GAMA is presenting its 2019 Edward W. Stimpson Aviation Excellence Award to Ericka Hardin, who is planning to attend Moody Aviation Technology in Spokane, Washington, in the fall. Named after the long-time head of GAMA, the $2,000 scholarship is awarded to a graduating U.S. high school senior who is enrolling in an aviation degree program at a college or university. Hardin plans to earn a bachelor of science degree in missionary aviation technology-flight. An active member of the Civil Air Patrol, she has received numerous recognitions, including the Mary Feik Achievement, the Wright Brothers Award, and the Lindbergh Achievement.
Karl Bergey, a long-time aeronautical engineer who led the development of the Piper Cherokee, died on May 27 in Norman, Oklahoma. He was 96. A retired University of Oklahoma professor and chairman of a small wind turbine manufacturing company, Bergey grew up in Lewistown, Pennsylvania, and began his studies at Penn State before joining the Navy and attending flight navigation school, according to obituary information. After WWII, he returned to college to receive a degree in aeronautical engineering and later a master’s degree in aeronautical engineering from MIT.
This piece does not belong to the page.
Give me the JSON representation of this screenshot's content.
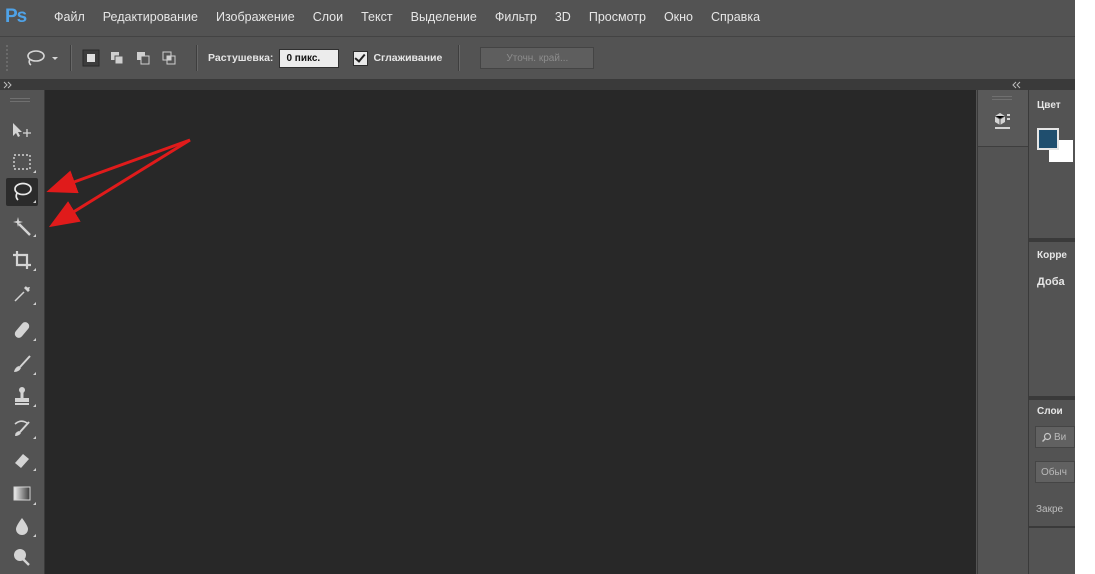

Bergey worked with companies including Grumman Aviation and North American Aircraft in California before he joined Piper Aircraft in 1957. There he oversaw both development and certification of the Cherokee, which became one of the best-selling general aviation aircraft. He subsequently served as v-p of engineering for Aero Commander, where he spearheaded development of the Aero Commander 114.
He joined the staff of the University of Oklahoma School of Aeronautical, Mechanical, and Nuclear Engineering in 1970, teaching and mentoring students for the next 40 years. He also became involved in the wind power market, founding Bergey Windpower with his son Michael.
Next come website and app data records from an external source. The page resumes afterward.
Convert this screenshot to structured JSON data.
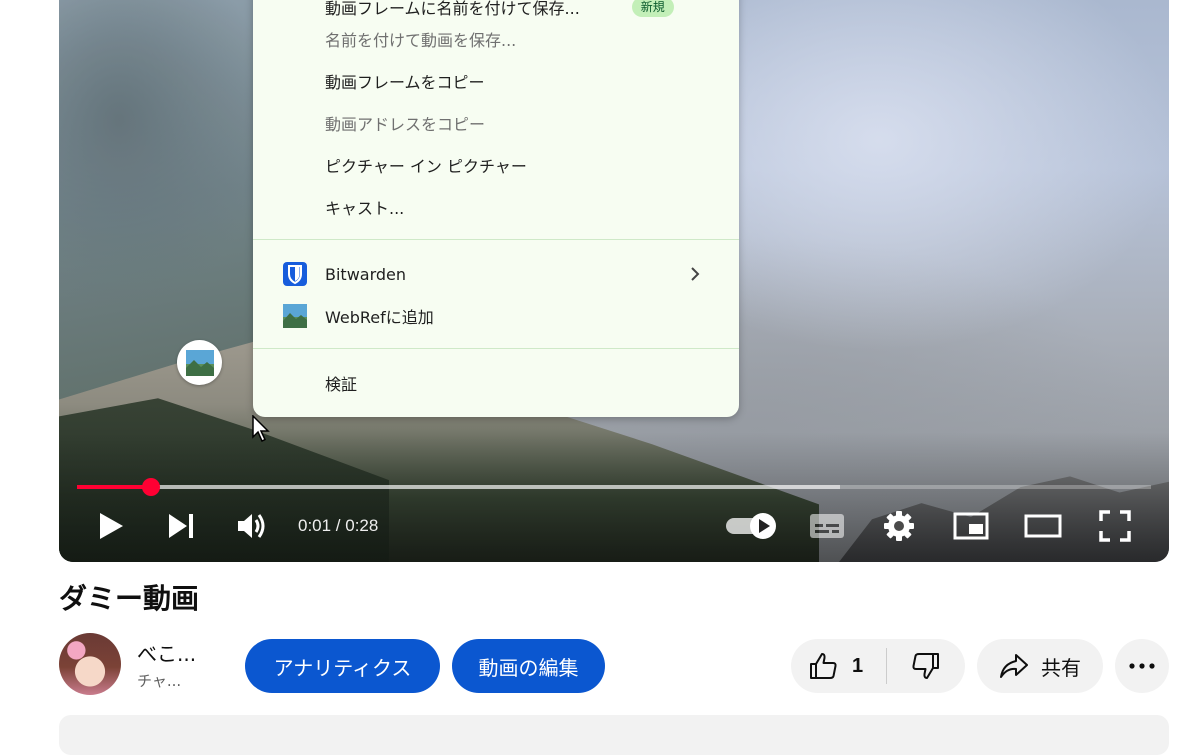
{
  "context_menu": {
    "items": [
      {
        "label": "動画フレームに名前を付けて保存...",
        "badge": "新規",
        "disabled": false
      },
      {
        "label": "名前を付けて動画を保存...",
        "disabled": true
      },
      {
        "label": "動画フレームをコピー",
        "disabled": false
      },
      {
        "label": "動画アドレスをコピー",
        "disabled": true
      },
      {
        "label": "ピクチャー イン ピクチャー",
        "disabled": false
      },
      {
        "label": "キャスト...",
        "disabled": false
      }
    ],
    "extensions": [
      {
        "label": "Bitwarden",
        "icon": "bitwarden-shield-icon",
        "has_submenu": true
      },
      {
        "label": "WebRefに追加",
        "icon": "webref-icon",
        "has_submenu": false
      }
    ],
    "inspect_label": "検証"
  },
  "player": {
    "time_display": "0:01 / 0:28",
    "progress_fraction": 0.069,
    "buffered_fraction": 0.71,
    "autoplay_on": true,
    "controls": [
      "play-icon",
      "next-icon",
      "volume-icon",
      "autoplay-toggle-icon",
      "subtitles-icon",
      "settings-gear-icon",
      "miniplayer-icon",
      "theater-mode-icon",
      "fullscreen-icon"
    ],
    "accent_color": "#ff0033"
  },
  "video": {
    "title": "ダミー動画",
    "channel_name": "べこ...",
    "channel_subtitle": "チャ..."
  },
  "actions": {
    "analytics_label": "アナリティクス",
    "edit_label": "動画の編集",
    "like_count": "1",
    "share_label": "共有",
    "button_color": "#0b57d0"
  }
}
Bergey has received a Lifetime Achievement Award from the American Institute of Aeronautics and Astronautics (AIAA) and an Outstanding Engineering Alumnus award from Penn State.
Roger Béteille, a founding father of Airbus, died June 14 at the age of 97. Béteille is credited with shaping not only the first Airbus commercial aircraft, the A300B, but also Airbus Industrie. Born in Aveyron, France, in 1921, Béteille studied at Supaéro in Toulouse. He then joined SNCASE, which later became Sud Aviation, in 1943. A pilot and flight test engineer, he was part of the flight test team on the Caravelle’s first flight. By 1967 Béteille had become chief engineer for the A300 program at Sud Aviation. When it became known that Air France and Lufthansa wanted a smaller product, he began working on the 250-seat A300B in secret. His fuselage cross-section design for that aircraft is still in use today on the A330.
Béteille has been credited with numerous innovations that culminated with the launch of the A320, a single-aisle aircraft that featured a wider fuselage and fly-by-wire flight controls, in 1984. He retired from Airbus Industrie as president in 1984.